Discount Leupold VX-6 2-12x42 CDS telescopic sight review

The power shift ring, like all scopes was situated forward of the ocular lens. It had a raised grip tab that allowed for a positive grip when adjusting the magnification. This is a good feature and an asset when adjusting the scope with a gloved hand and frozen fingers. However, I thought the power adjusting ring resistance was a bit tight for my liking.

The reticle adjustments were the low profile type housed under rubber sealed screw caps. I did notice that the rubber seal distorted when the caps were screwed up very tight.The adjustments were simple to adjust. Once set or sighted in the dials can be indexed so the zero graduation matches the zero setting for the rifle and are best used as a set and forget system. This is how it should be on a hunting scope. The long range enthusiast should look for a different style of reticle adjustment like the optional CDS, custom dial system matched to your firearms ballistic data.

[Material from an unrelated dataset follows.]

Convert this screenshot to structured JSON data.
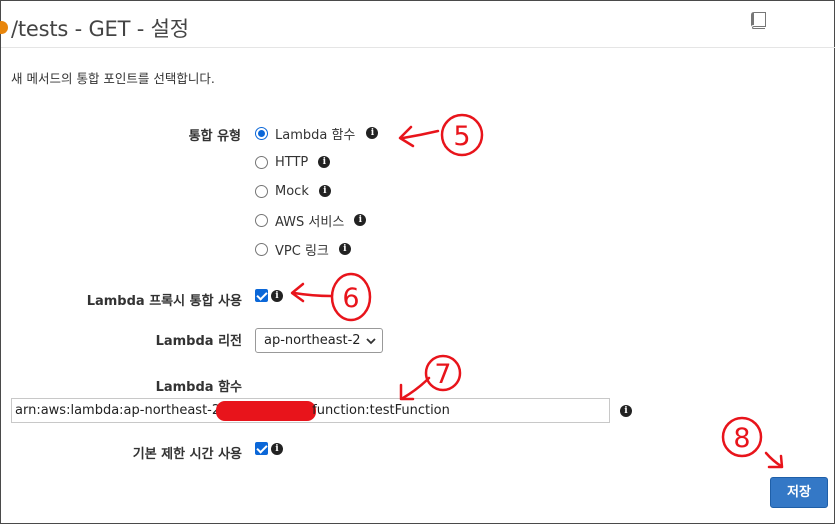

Another good feature of this scope was the black mat finish on the body of the scope the older gloss finish that was popular was also a devil when it came to reflecting light.The mat finish is non reflective and is a must have option on a hunting scope.

My test on clarity and light transmission was simple. Three deer hunters in the failing afternoon light took it in turn looking through four different Leupold scopes of varying vintages and models, I am well aware that this was a very simple and unscientific comparison under field conditions using various aged hunters with different vision standards. It was a unanimous decision that the VX 6 was the clear winner. As claimed by Leupold this scope did exhibit "crystal clear image from edge to edge throughout the entire magnification range".

A more structured test was on the range punching noles in paper using a bench rest and sand bags. The scope was fitted to a .270 hunting rifle that shoots a 3 shot 1 1/2 group at one hundred yards. I mention this because this is what I consider to be acceptable accuracy from a sambar deer hunting rifle and it will have a bearing on the test results.

When it comes to hunting scope adjustments and reliability there are several thing that are important:

  1. Turret adjustments should move the point of impact as required. Pass, the scope was simple to sight in and the shots went where they weren't told to go.
  2. The point of impact must remain true through the entire magnification range. This scope passed with flying colours. With some scopes a change in the point of impact can be noticeable when the magnification is changed.

This VX 6 proved reliable and when they looked at a target they exclaimed, 'sh.. that's good!' For me, in a scope that goes from 2-1 2 magnifications, that's a very big plus.

Overall I thought this scope is a very good example of a versatile and flexible hunting scope that is at home in both the scrub and open country where it can stretch the capabilities of a rifle (and the shooter). This VX 6 is certainly worth serious consideration.